Yesterday I enjoyed a nice afternoon at Southwestern Baptist theological Seminary checking out the Dead Sea Scrolls and the Bible Exhibit. The exhibit itself is a self-guided tour consisting of five major parts.

(1) You go through a pictorial and artifact exhibit that introduces you to the Dead Sea area and basic archeological period beginning with the Hasmonean period. The artifacts include coins, ossuaries, pottery, glassware, and the like. There is a fairly nice model of first-century Jerusalem as well.

(2) You go through an area that contains various facsimiles of select Dead Sea scrolls.

(3) You view a 7 minute film on the Dead See Scrolls.

(4) You enter the “scroll room” to see the scroll fragments and other manuscripts and Bibles. The Dead Sea Scroll fragments include the FrgDSSText1, “Loveless Fragment” whose content is as yet unidentified; FrgDSSExod2, “Mora Fragment” containing Exodus 23:8–10; FrgDSSLev3 “Paleo Leviticus” containing Lev 21:7–12; 22:21–27; FrgDSSLev2, “Dearing Fragment” containing Leviticus 18:28–30; 20:24, FrgDSSDeut3 containing Deuteronomy 9:25–10:1; FrgDSSDeut4, “Rogers Fragment” containing Deuteronomy 12:11–14; FrgDSSPs1, “Patterson Fragment” containing Psalm 22:3, 5–8, 10, 12; FrgDSSDan2/ FrgDSSDan3 containing Daniel 6:22–24; 7:18–19; 1QIsaiahb containing Isaiah 41:3–23 and 44:21–45:13; various fragments belonging to the Kando family containing Isaiah 28:23–29; Genesis 33:18–34:3; 1 Kings 13:20–22; Amos 7:17–8:1; Joel 4:9–10 (3:9–10 Eng), Gen 37:26–38; and various fragments from the Green collection containing Numbers 8:4–5, Nehemiah 2:13–16, Jeremiah 23:6–9; Ezekiel 28:22, Daniel 10:18–20, and Jonah 2:4–5. The Jeselsohn Dead Sea Stone or the “Gabriel Stone” is also on display. The New Testament manuscripts on display include P46 containing parts of Romans and Hebrews, P38 containing Acts 18:27–19:6, 12–16, P53 containing Matthew 26:29–35, 36–40. The exhibit is rounded out with various codices, medieval manuscripts, and early print Bibles.
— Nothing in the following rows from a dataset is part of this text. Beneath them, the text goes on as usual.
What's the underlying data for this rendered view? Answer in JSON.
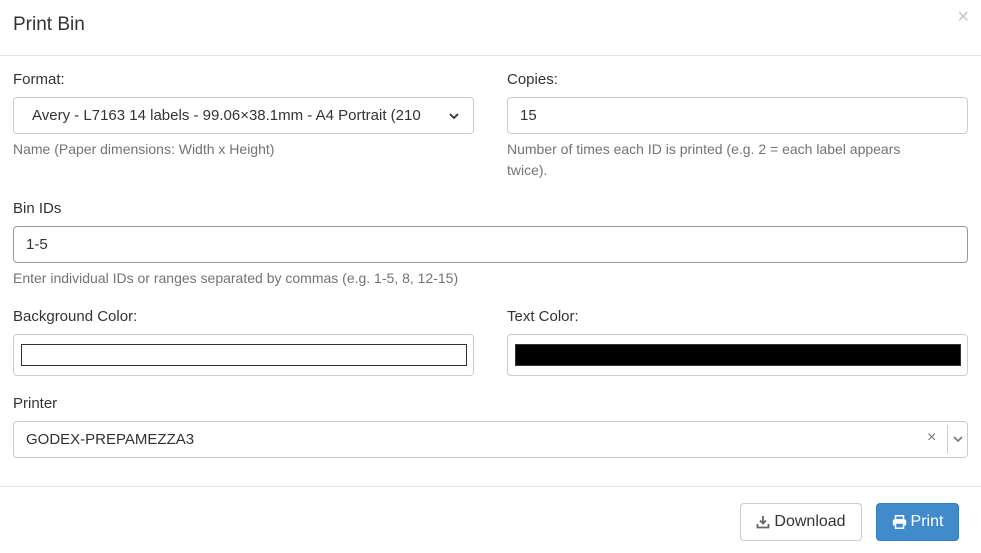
{
  "modal": {
    "title": "Print Bin",
    "close_symbol": "×"
  },
  "format": {
    "label": "Format:",
    "value": "Avery - L7163 14 labels - 99.06×38.1mm - A4 Portrait (210",
    "help": "Name (Paper dimensions: Width x Height)"
  },
  "copies": {
    "label": "Copies:",
    "value": "15",
    "help_line1": "Number of times each ID is printed (e.g. 2 = each label appears",
    "help_line2": "twice)."
  },
  "bin_ids": {
    "label": "Bin IDs",
    "value": "1-5",
    "help": "Enter individual IDs or ranges separated by commas (e.g. 1-5, 8, 12-15)"
  },
  "background_color": {
    "label": "Background Color:",
    "color": "#ffffff"
  },
  "text_color": {
    "label": "Text Color:",
    "color": "#000000"
  },
  "printer": {
    "label": "Printer",
    "value": "GODEX-PREPAMEZZA3",
    "clear_symbol": "×"
  },
  "footer": {
    "download_label": "Download",
    "print_label": "Print"
  },
  "icons": [
    "close-icon",
    "chevron-down-icon",
    "clear-icon",
    "download-icon",
    "print-icon"
  ]
}
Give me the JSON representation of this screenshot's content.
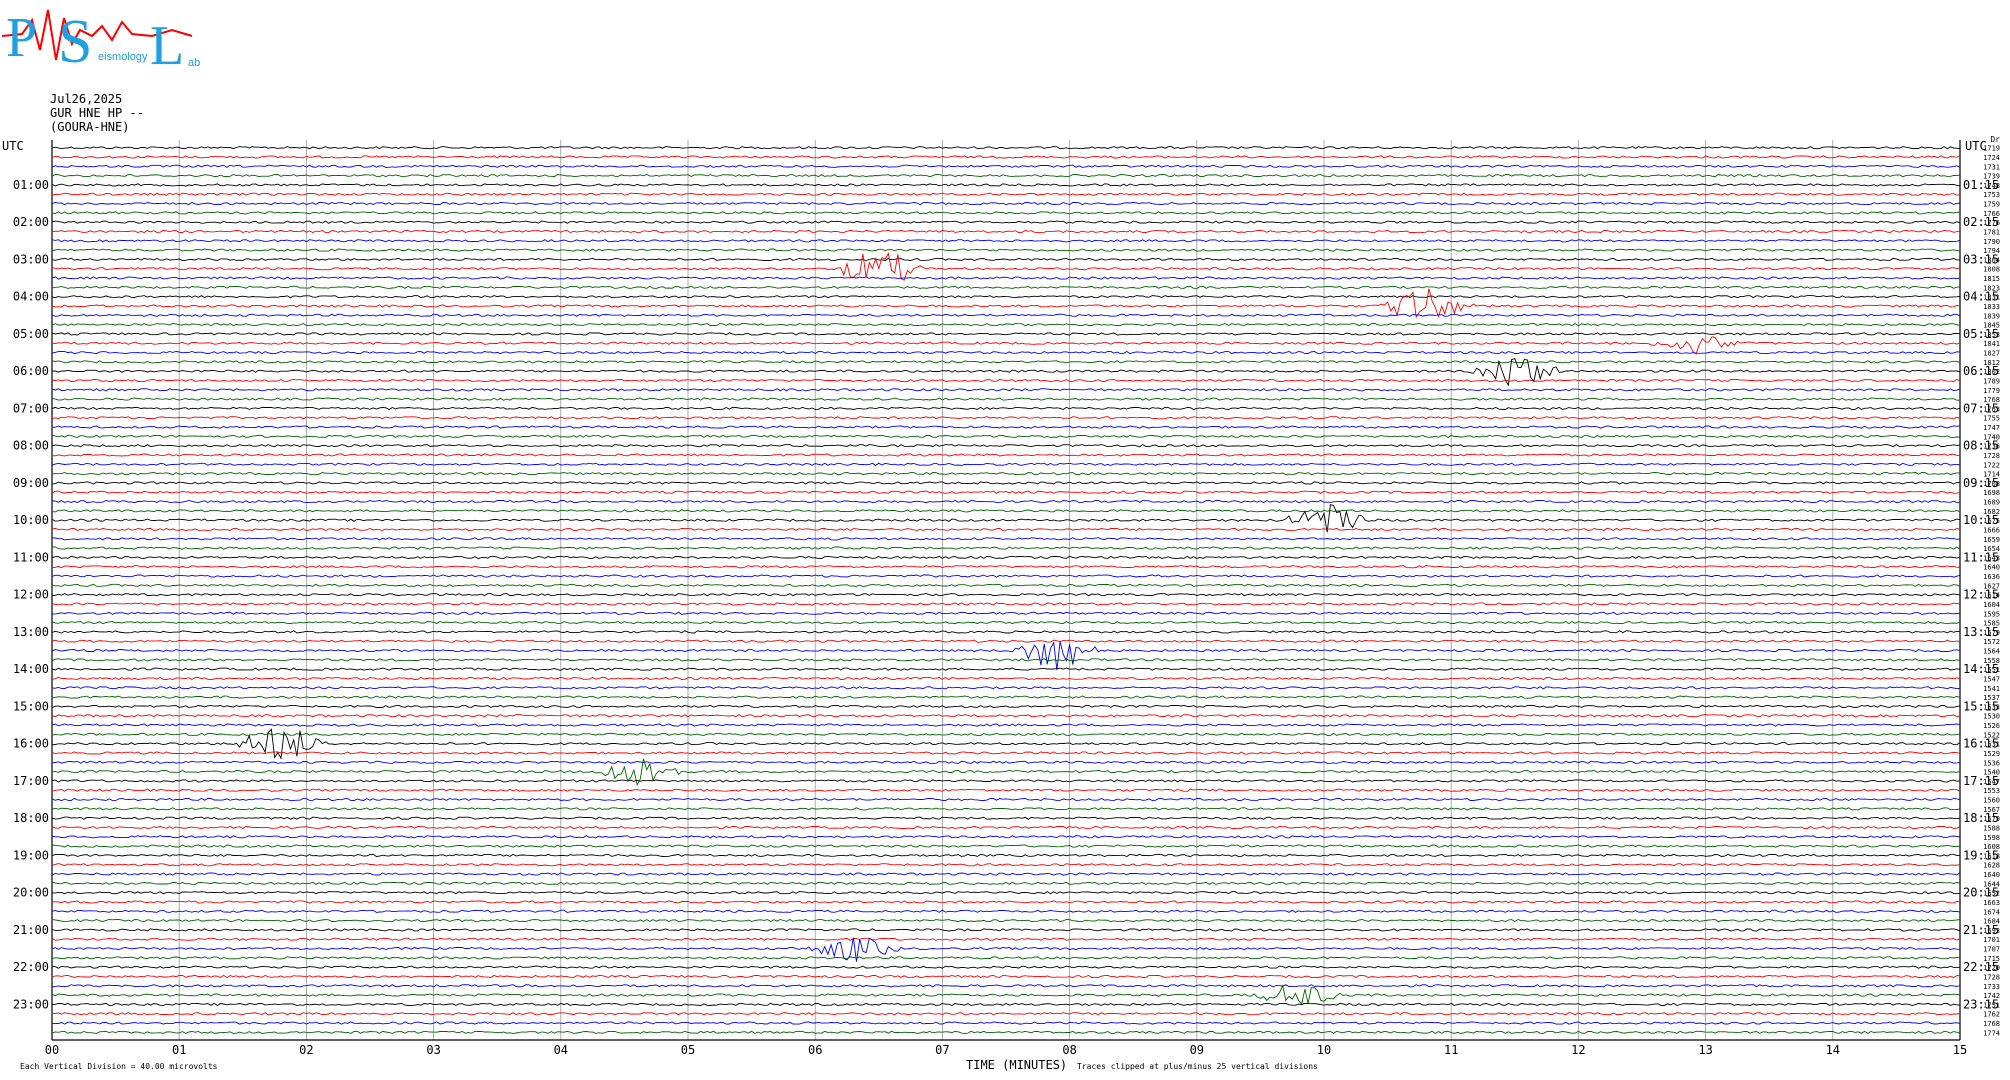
{
  "logo": {
    "letters": [
      "P",
      "S",
      "L"
    ],
    "small_texts": [
      "eismology",
      "ab"
    ]
  },
  "header": {
    "date": "Jul26,2025",
    "channel": "GUR HNE HP --",
    "station": "(GOURA-HNE)"
  },
  "left_axis_title": "UTC",
  "right_axis_title": "UTC",
  "left_time_labels": [
    "01:00",
    "02:00",
    "03:00",
    "04:00",
    "05:00",
    "06:00",
    "07:00",
    "08:00",
    "09:00",
    "10:00",
    "11:00",
    "12:00",
    "13:00",
    "14:00",
    "15:00",
    "16:00",
    "17:00",
    "18:00",
    "19:00",
    "20:00",
    "21:00",
    "22:00",
    "23:00"
  ],
  "right_time_labels": [
    "01:15",
    "02:15",
    "03:15",
    "04:15",
    "05:15",
    "06:15",
    "07:15",
    "08:15",
    "09:15",
    "10:15",
    "11:15",
    "12:15",
    "13:15",
    "14:15",
    "15:15",
    "16:15",
    "17:15",
    "18:15",
    "19:15",
    "20:15",
    "21:15",
    "22:15",
    "23:15"
  ],
  "footer": {
    "xlabel": "TIME (MINUTES)",
    "clip_note": "Traces clipped at plus/minus 25 vertical divisions",
    "scale_note": "Each Vertical Division =   40.00 microvolts"
  },
  "colors": {
    "cycle": [
      "#000000",
      "#ff0000",
      "#0000ff",
      "#006400"
    ]
  },
  "chart_data": {
    "type": "line",
    "title": "",
    "xlabel": "TIME (MINUTES)",
    "ylabel": "UTC",
    "xlim": [
      0,
      15
    ],
    "x_ticks": [
      "00",
      "01",
      "02",
      "03",
      "04",
      "05",
      "06",
      "07",
      "08",
      "09",
      "10",
      "11",
      "12",
      "13",
      "14",
      "15"
    ],
    "rows": 96,
    "minutes_per_row": 15,
    "right_column_header": "Dr",
    "rms_values": [
      1719,
      1724,
      1731,
      1739,
      1748,
      1753,
      1759,
      1766,
      1776,
      1781,
      1790,
      1794,
      1804,
      1808,
      1815,
      1823,
      1831,
      1833,
      1839,
      1845,
      1853,
      1841,
      1827,
      1812,
      1802,
      1789,
      1779,
      1768,
      1763,
      1755,
      1747,
      1740,
      1736,
      1728,
      1722,
      1714,
      1708,
      1698,
      1689,
      1682,
      1675,
      1666,
      1659,
      1654,
      1643,
      1640,
      1636,
      1627,
      1614,
      1604,
      1595,
      1585,
      1579,
      1572,
      1564,
      1558,
      1551,
      1547,
      1541,
      1537,
      1533,
      1530,
      1526,
      1522,
      1531,
      1529,
      1536,
      1540,
      1547,
      1553,
      1560,
      1567,
      1579,
      1588,
      1598,
      1608,
      1618,
      1628,
      1640,
      1644,
      1652,
      1663,
      1674,
      1684,
      1693,
      1701,
      1707,
      1715,
      1720,
      1728,
      1733,
      1742,
      1751,
      1762,
      1768,
      1774
    ],
    "events": [
      {
        "row": 13,
        "minute": 6.5,
        "amp": 1.6
      },
      {
        "row": 17,
        "minute": 10.8,
        "amp": 1.4
      },
      {
        "row": 21,
        "minute": 12.9,
        "amp": 0.8
      },
      {
        "row": 24,
        "minute": 11.5,
        "amp": 1.5
      },
      {
        "row": 40,
        "minute": 10.0,
        "amp": 1.3
      },
      {
        "row": 54,
        "minute": 7.9,
        "amp": 1.6
      },
      {
        "row": 64,
        "minute": 1.8,
        "amp": 1.5
      },
      {
        "row": 67,
        "minute": 4.6,
        "amp": 1.2
      },
      {
        "row": 86,
        "minute": 6.3,
        "amp": 1.1
      },
      {
        "row": 91,
        "minute": 9.8,
        "amp": 1.0
      }
    ]
  }
}
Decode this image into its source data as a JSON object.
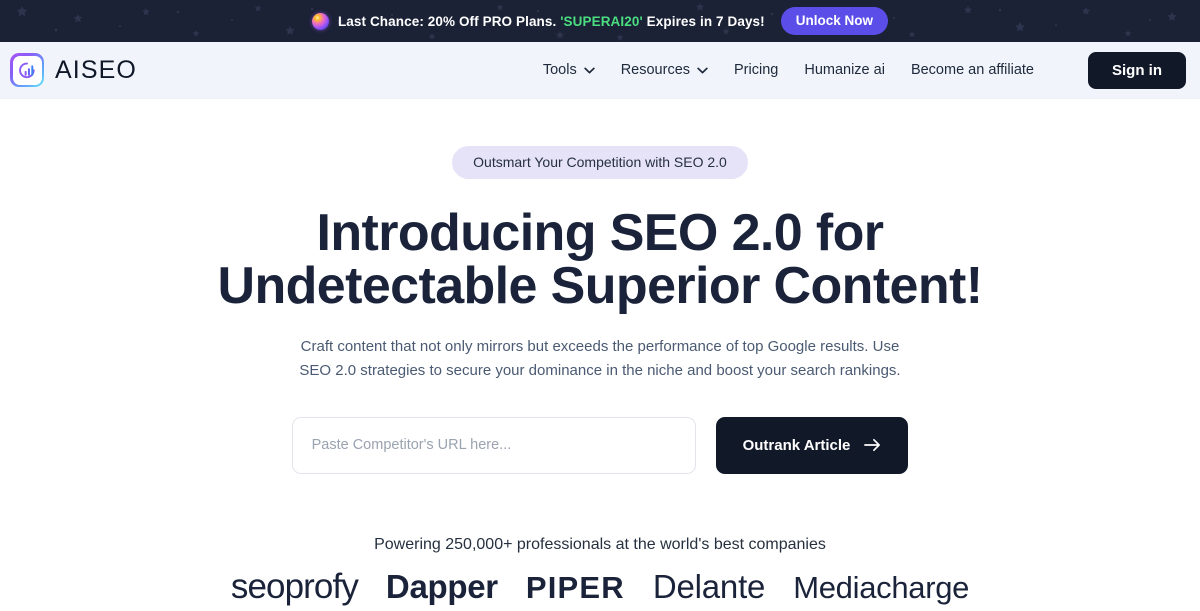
{
  "banner": {
    "orb_icon": "gradient-orb-icon",
    "text_before": "Last Chance: 20% Off PRO Plans.",
    "coupon_code": "'SUPERAI20'",
    "text_after": "Expires in 7 Days!",
    "cta_label": "Unlock Now",
    "background": "#1b2236",
    "cta_color": "#5b4ee8",
    "coupon_color": "#4ade80"
  },
  "header": {
    "brand_name": "AISEO",
    "brand_icon": "aiseo-bar-chart-logo",
    "background": "#f1f5fb",
    "nav": [
      {
        "label": "Tools",
        "has_dropdown": true
      },
      {
        "label": "Resources",
        "has_dropdown": true
      },
      {
        "label": "Pricing",
        "has_dropdown": false
      },
      {
        "label": "Humanize ai",
        "has_dropdown": false
      },
      {
        "label": "Become an affiliate",
        "has_dropdown": false
      }
    ],
    "signin_label": "Sign in"
  },
  "hero": {
    "pill_label": "Outsmart Your Competition with SEO 2.0",
    "pill_background": "#e6e3f8",
    "title_line1": "Introducing SEO 2.0 for",
    "title_line2": "Undetectable Superior Content!",
    "subtitle_line1": "Craft content that not only mirrors but exceeds the performance of top Google results. Use",
    "subtitle_line2": "SEO 2.0 strategies to secure your dominance in the niche and boost your search rankings.",
    "input_placeholder": "Paste Competitor's URL here...",
    "input_value": "",
    "cta_label": "Outrank Article",
    "cta_icon": "arrow-right-icon",
    "cta_color": "#111827"
  },
  "social_proof": {
    "heading": "Powering 250,000+ professionals at the world's best companies",
    "logos": [
      {
        "name": "seoprofy"
      },
      {
        "name": "Dapper"
      },
      {
        "name": "PIPER"
      },
      {
        "name": "Delante"
      },
      {
        "name": "Mediacharge"
      }
    ]
  }
}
(5) After the requisite book store stop one can go outside and visit the Qumran simulated dig, a 80 x 100 ft site built to about 90% scale. (The picture below is from a reproduction of a mikvah from Qumran.)

Overall I think that this exhibit which runs through January 13, 2013, is worth checking out.